The Iowa Department of Transportation has delayed the launch of digital ID to make security improvements to its mobile ID app. The agency will be bringing the app in line with national and international standards, officials say.

(TNS) — Iowans will have to wait longer for the option of keeping their state-issued ID on their smartphones and not just their wallets.

The Iowa Department of Transportation has delayed the public launch of its digital driver's license, or "mobile ID," as it seeks to develop and test a newer version of the application to align with new national and international best practices and standards.

"After we began development, national and international best practices" for mobile identity were solidified, "and we have been building those into Iowa's app as we are developing," Andrea Henry, director of strategic communications for the Iowa DOT, responded in an email.

The new guidelines prompted additional development and testing of the mobile ID app using newer software to add another layer of security, said Toni Smith, emerging technology program manager with the Iowa DOT.

"We want to provide the highest level of security for citizens and relying parties," Smith said.

That includes the incorporation of a QR code for retail establishments and other places to scan to verify a person's age, identity or address.

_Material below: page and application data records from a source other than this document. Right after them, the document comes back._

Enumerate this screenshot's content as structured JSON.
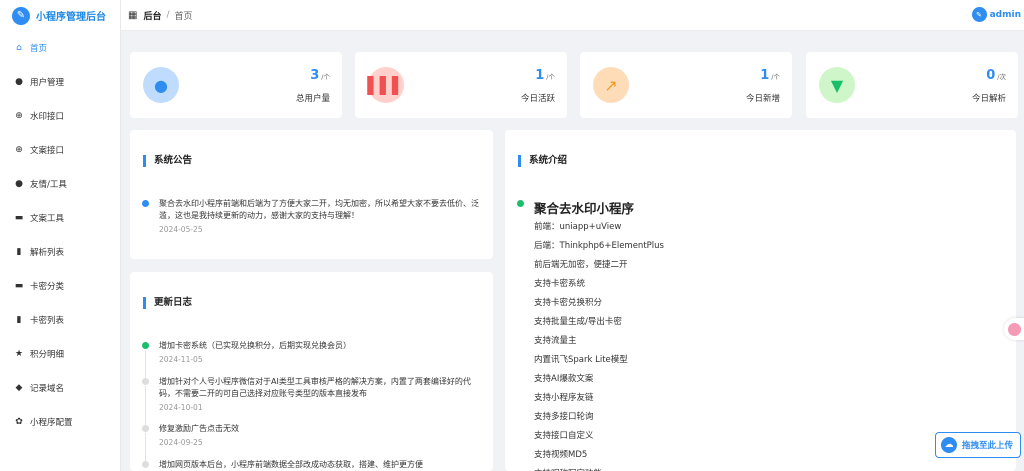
{
  "brand": {
    "title": "小程序管理后台",
    "logo_glyph": "✎"
  },
  "header": {
    "breadcrumb_root": "后台",
    "breadcrumb_sep": "/",
    "breadcrumb_current": "首页",
    "user_name": "admin"
  },
  "sidebar": {
    "items": [
      {
        "label": "首页",
        "icon": "home-icon",
        "glyph": "⌂",
        "active": true
      },
      {
        "label": "用户管理",
        "icon": "user-icon",
        "glyph": "●"
      },
      {
        "label": "水印接口",
        "icon": "plus-circle-icon",
        "glyph": "⊕"
      },
      {
        "label": "文案接口",
        "icon": "plus-circle-icon",
        "glyph": "⊕"
      },
      {
        "label": "友情/工具",
        "icon": "user-icon",
        "glyph": "●"
      },
      {
        "label": "文案工具",
        "icon": "message-icon",
        "glyph": "▬"
      },
      {
        "label": "解析列表",
        "icon": "clipboard-icon",
        "glyph": "▮"
      },
      {
        "label": "卡密分类",
        "icon": "message-icon",
        "glyph": "▬"
      },
      {
        "label": "卡密列表",
        "icon": "clipboard-icon",
        "glyph": "▮"
      },
      {
        "label": "积分明细",
        "icon": "star-icon",
        "glyph": "★"
      },
      {
        "label": "记录域名",
        "icon": "location-icon",
        "glyph": "◆"
      },
      {
        "label": "小程序配置",
        "icon": "gear-icon",
        "glyph": "✿"
      }
    ]
  },
  "stats": [
    {
      "value": "3",
      "unit": "/个",
      "label": "总用户量",
      "icon": "user-icon",
      "glyph": "●",
      "bg": "#bfdcff",
      "fg": "#2f8cf0"
    },
    {
      "value": "1",
      "unit": "/个",
      "label": "今日活跃",
      "icon": "bar-chart-icon",
      "glyph": "▌▌▌",
      "bg": "#ffd0cc",
      "fg": "#f05050"
    },
    {
      "value": "1",
      "unit": "/个",
      "label": "今日新增",
      "icon": "trend-icon",
      "glyph": "↗",
      "bg": "#ffdcb8",
      "fg": "#f59a23"
    },
    {
      "value": "0",
      "unit": "/次",
      "label": "今日解析",
      "icon": "brush-icon",
      "glyph": "▼",
      "bg": "#cff6c8",
      "fg": "#19be6b"
    }
  ],
  "announcement": {
    "title": "系统公告",
    "items": [
      {
        "text": "聚合去水印小程序前端和后端为了方便大家二开，均无加密，所以希望大家不要去低价、泛滥，这也是我持续更新的动力，感谢大家的支持与理解！",
        "date": "2024-05-25"
      }
    ]
  },
  "changelog": {
    "title": "更新日志",
    "items": [
      {
        "text": "增加卡密系统（已实现兑换积分，后期实现兑换会员）",
        "date": "2024-11-05"
      },
      {
        "text": "增加针对个人号小程序微信对于AI类型工具审核严格的解决方案，内置了两套编译好的代码，不需要二开的可自己选择对应账号类型的版本直接发布",
        "date": "2024-10-01"
      },
      {
        "text": "修复激励广告点击无效",
        "date": "2024-09-25"
      },
      {
        "text": "增加网页版本后台，小程序前端数据全部改成动态获取，搭建、维护更方便",
        "date": ""
      }
    ]
  },
  "intro": {
    "title": "系统介绍",
    "heading": "聚合去水印小程序",
    "lines": [
      "前端：uniapp+uView",
      "后端：Thinkphp6+ElementPlus",
      "前后端无加密，便捷二开",
      "支持卡密系统",
      "支持卡密兑换积分",
      "支持批量生成/导出卡密",
      "支持流量主",
      "内置讯飞Spark Lite模型",
      "支持AI爆款文案",
      "支持小程序友链",
      "支持多接口轮询",
      "支持接口自定义",
      "支持视频MD5",
      "支持昵称写字功能"
    ]
  },
  "float_button": {
    "label": "拖拽至此上传",
    "icon": "cloud-icon",
    "glyph": "☁"
  }
}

The QR code includes an encryption key, and once scanned initiates an encrypted Bluetooth connection.

All personal information is stored within the DOT's system and on the user's device, which isn't shared "until you release that information" through the app, Smith said.

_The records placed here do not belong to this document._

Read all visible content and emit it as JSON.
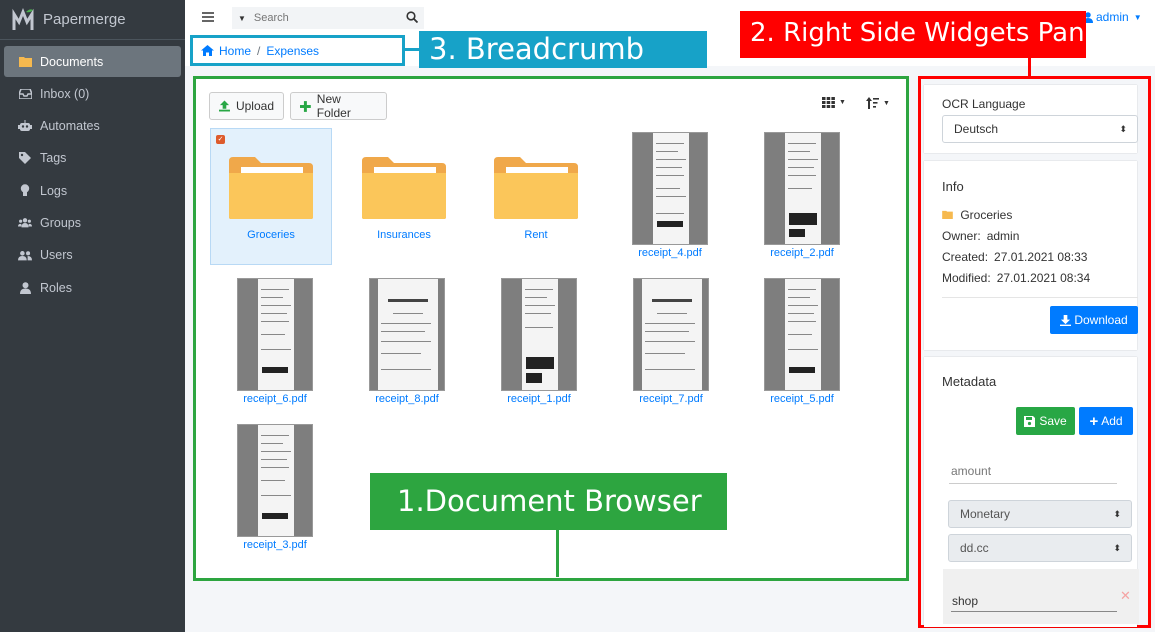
{
  "app": {
    "name": "Papermerge"
  },
  "sidebar": {
    "items": [
      {
        "label": "Documents",
        "icon": "folder-icon"
      },
      {
        "label": "Inbox (0)",
        "icon": "inbox-icon"
      },
      {
        "label": "Automates",
        "icon": "robot-icon"
      },
      {
        "label": "Tags",
        "icon": "tag-icon"
      },
      {
        "label": "Logs",
        "icon": "lightbulb-icon"
      },
      {
        "label": "Groups",
        "icon": "users-icon"
      },
      {
        "label": "Users",
        "icon": "user-friends-icon"
      },
      {
        "label": "Roles",
        "icon": "user-icon"
      }
    ]
  },
  "topbar": {
    "search_placeholder": "Search",
    "user": "admin"
  },
  "breadcrumb": {
    "home": "Home",
    "current": "Expenses"
  },
  "annotations": {
    "breadcrumb": "3. Breadcrumb",
    "right_panel": "2. Right Side Widgets Panel",
    "browser": "1.Document Browser"
  },
  "browser": {
    "upload_label": "Upload",
    "new_folder_label": "New Folder",
    "items": [
      {
        "name": "Groceries",
        "type": "folder",
        "selected": true
      },
      {
        "name": "Insurances",
        "type": "folder"
      },
      {
        "name": "Rent",
        "type": "folder"
      },
      {
        "name": "receipt_4.pdf",
        "type": "pdf"
      },
      {
        "name": "receipt_2.pdf",
        "type": "pdf"
      },
      {
        "name": "receipt_6.pdf",
        "type": "pdf"
      },
      {
        "name": "receipt_8.pdf",
        "type": "pdf"
      },
      {
        "name": "receipt_1.pdf",
        "type": "pdf"
      },
      {
        "name": "receipt_7.pdf",
        "type": "pdf"
      },
      {
        "name": "receipt_5.pdf",
        "type": "pdf"
      },
      {
        "name": "receipt_3.pdf",
        "type": "pdf"
      }
    ]
  },
  "ocr": {
    "label": "OCR Language",
    "value": "Deutsch"
  },
  "info": {
    "title": "Info",
    "folder": "Groceries",
    "owner_label": "Owner:",
    "owner": "admin",
    "created_label": "Created:",
    "created": "27.01.2021 08:33",
    "modified_label": "Modified:",
    "modified": "27.01.2021 08:34",
    "download_label": "Download"
  },
  "metadata": {
    "title": "Metadata",
    "save_label": "Save",
    "add_label": "Add",
    "key_placeholder": "amount",
    "type_value": "Monetary",
    "format_value": "dd.cc",
    "shop_value": "shop"
  },
  "colors": {
    "sidebar_bg": "#343a40",
    "link": "#007bff",
    "breadcrumb_annotation": "#17a2c8",
    "right_annotation": "#ff0000",
    "browser_annotation": "#2da540",
    "folder": "#f6b94f"
  }
}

Previously, DOT officials had hoped to make the Iowa mobile ID available for download via Apple and Android smartphone apps sometime in 2022.

Smith said the DOT has yet to set a firm date for the public rollout of the mobile ID app.

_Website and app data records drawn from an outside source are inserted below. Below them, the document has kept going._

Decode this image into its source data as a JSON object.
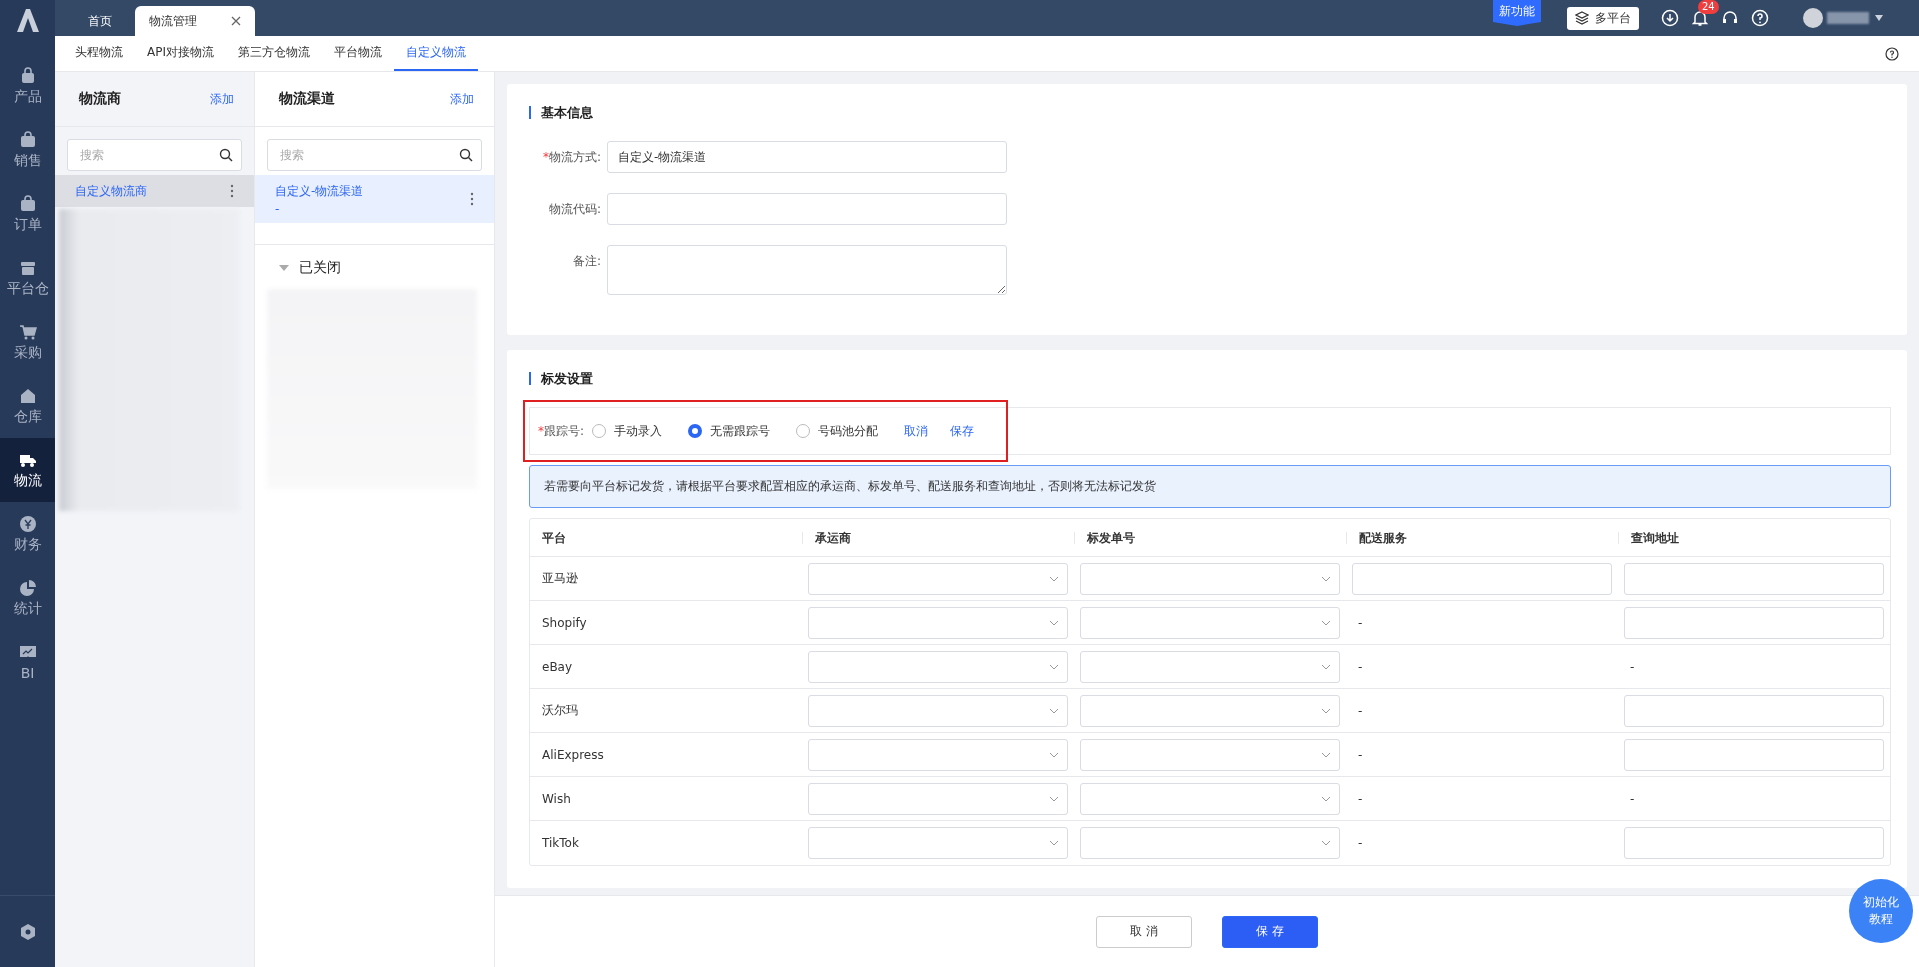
{
  "nav": {
    "items": [
      {
        "label": "产品",
        "selected": false
      },
      {
        "label": "销售",
        "selected": false
      },
      {
        "label": "订单",
        "selected": false
      },
      {
        "label": "平台仓",
        "selected": false
      },
      {
        "label": "采购",
        "selected": false
      },
      {
        "label": "仓库",
        "selected": false
      },
      {
        "label": "物流",
        "selected": true
      },
      {
        "label": "财务",
        "selected": false
      },
      {
        "label": "统计",
        "selected": false
      },
      {
        "label": "BI",
        "selected": false
      }
    ]
  },
  "page_tabs": [
    {
      "label": "首页",
      "selected": false,
      "closable": false
    },
    {
      "label": "物流管理",
      "selected": true,
      "closable": true
    }
  ],
  "header": {
    "new_feature": "新功能",
    "platform_button": "多平台",
    "notification_count": "24"
  },
  "sub_tabs": [
    {
      "label": "头程物流",
      "selected": false
    },
    {
      "label": "API对接物流",
      "selected": false
    },
    {
      "label": "第三方仓物流",
      "selected": false
    },
    {
      "label": "平台物流",
      "selected": false
    },
    {
      "label": "自定义物流",
      "selected": true
    }
  ],
  "providers": {
    "title": "物流商",
    "add": "添加",
    "search_placeholder": "搜索",
    "items": [
      {
        "name": "自定义物流商",
        "selected": true
      }
    ]
  },
  "channels": {
    "title": "物流渠道",
    "add": "添加",
    "search_placeholder": "搜索",
    "items": [
      {
        "name": "自定义-物流渠道",
        "sub": "-",
        "selected": true
      }
    ],
    "closed_group": {
      "label": "已关闭",
      "expanded": true
    }
  },
  "basic_info": {
    "title": "基本信息",
    "fields": [
      {
        "label": "物流方式:",
        "required_mark": "*",
        "kind": "input",
        "value": "自定义-物流渠道"
      },
      {
        "label": "物流代码:",
        "kind": "input"
      },
      {
        "label": "备注:",
        "kind": "textarea"
      }
    ]
  },
  "marking": {
    "title": "标发设置",
    "tracking": {
      "label": "跟踪号:",
      "required_mark": "*",
      "options": [
        {
          "label": "手动录入",
          "selected": false
        },
        {
          "label": "无需跟踪号",
          "selected": true
        },
        {
          "label": "号码池分配",
          "selected": false
        }
      ],
      "cancel": "取消",
      "save": "保存"
    },
    "notice": "若需要向平台标记发货，请根据平台要求配置相应的承运商、标发单号、配送服务和查询地址，否则将无法标记发货",
    "table": {
      "columns": [
        "平台",
        "承运商",
        "标发单号",
        "配送服务",
        "查询地址"
      ],
      "rows": [
        {
          "cells": [
            {
              "kind": "text",
              "text": "亚马逊"
            },
            {
              "kind": "select"
            },
            {
              "kind": "select"
            },
            {
              "kind": "input"
            },
            {
              "kind": "input"
            }
          ]
        },
        {
          "cells": [
            {
              "kind": "text",
              "text": "Shopify"
            },
            {
              "kind": "select"
            },
            {
              "kind": "select"
            },
            {
              "kind": "text",
              "text": "-"
            },
            {
              "kind": "input"
            }
          ]
        },
        {
          "cells": [
            {
              "kind": "text",
              "text": "eBay"
            },
            {
              "kind": "select"
            },
            {
              "kind": "select"
            },
            {
              "kind": "text",
              "text": "-"
            },
            {
              "kind": "text",
              "text": "-"
            }
          ]
        },
        {
          "cells": [
            {
              "kind": "text",
              "text": "沃尔玛"
            },
            {
              "kind": "select"
            },
            {
              "kind": "select"
            },
            {
              "kind": "text",
              "text": "-"
            },
            {
              "kind": "input"
            }
          ]
        },
        {
          "cells": [
            {
              "kind": "text",
              "text": "AliExpress"
            },
            {
              "kind": "select"
            },
            {
              "kind": "select"
            },
            {
              "kind": "text",
              "text": "-"
            },
            {
              "kind": "input"
            }
          ]
        },
        {
          "cells": [
            {
              "kind": "text",
              "text": "Wish"
            },
            {
              "kind": "select"
            },
            {
              "kind": "select"
            },
            {
              "kind": "text",
              "text": "-"
            },
            {
              "kind": "text",
              "text": "-"
            }
          ]
        },
        {
          "cells": [
            {
              "kind": "text",
              "text": "TikTok"
            },
            {
              "kind": "select"
            },
            {
              "kind": "select"
            },
            {
              "kind": "text",
              "text": "-"
            },
            {
              "kind": "input"
            }
          ]
        }
      ]
    }
  },
  "footer": {
    "cancel": "取 消",
    "save": "保 存"
  },
  "tutorial_button": [
    "初始化",
    "教程"
  ]
}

"We will conduct a pilot with the new software version that will include enrolling in the application and then using features in the app to test functionality and user experience," Smith said. "The pilot will also include using the Iowa Mobile ID app with a verification tool to attain feedback on functionality and user experience of that transaction."

While new security features have been added, the enrollment process has not changed, Smith said.

To enable the mobile identification, a smartphone user will download and open the app, register their phone number, scan the front and back of his or her physical driver's license and take a "live selfie," or self-photo, that Iowa DOT officials can check against the image and information on file to verify the user. Once confirmed, the mobile ID will be enrolled.

Users then create a six-digit PIN to unlock the app. They can also use biometric unlocking, like fingerprint or facial recognition, according to the Iowa DOT.

The Iowa mobile ID app will be optional and free to users, who still will be expected to carry hard-copy licenses even if their mobile device is equipped with the digitized version of their ID.

"It is a companion to your physical ID; it does not replace it," Smith said. "Users should still carry their physical ID."

The new digital driver's license also will meet the federal REAL ID standard that will be required for boarding an airplane or entering a federal building beginning May 7, 2025.

"The Iowa Mobile ID is an extension of a citizen's driver's license or ID," Smith said. "If the citizen has REAL ID for the physical ID, they will have REAL ID on their Mobile ID."

She said the DOT is working to make sure the digital ID can be accepted by Transportation Security Administration ID readers at airports.

While Iowans would still carry their physical ID, Smith said the digital version provides a convenient, secure and contactless way to verify one's identity.

"Everything is on your phone, now your ID is too," Smith said, noting people typically have their phone in their hand, and it's often "handier to get to than your wallet."

In addition to encryption features to help protect against fraud, users can also choose the information they want to share, Smith said. For example, users can verify their age without having to relay sensitive data like their birth date or address.

"It's a great opportunity to share only the information you need for that transaction," she said. "It offers convenience in a secure and private manner."

©2023 The Gazette, Distributed by Tribune Content Agency, LLC.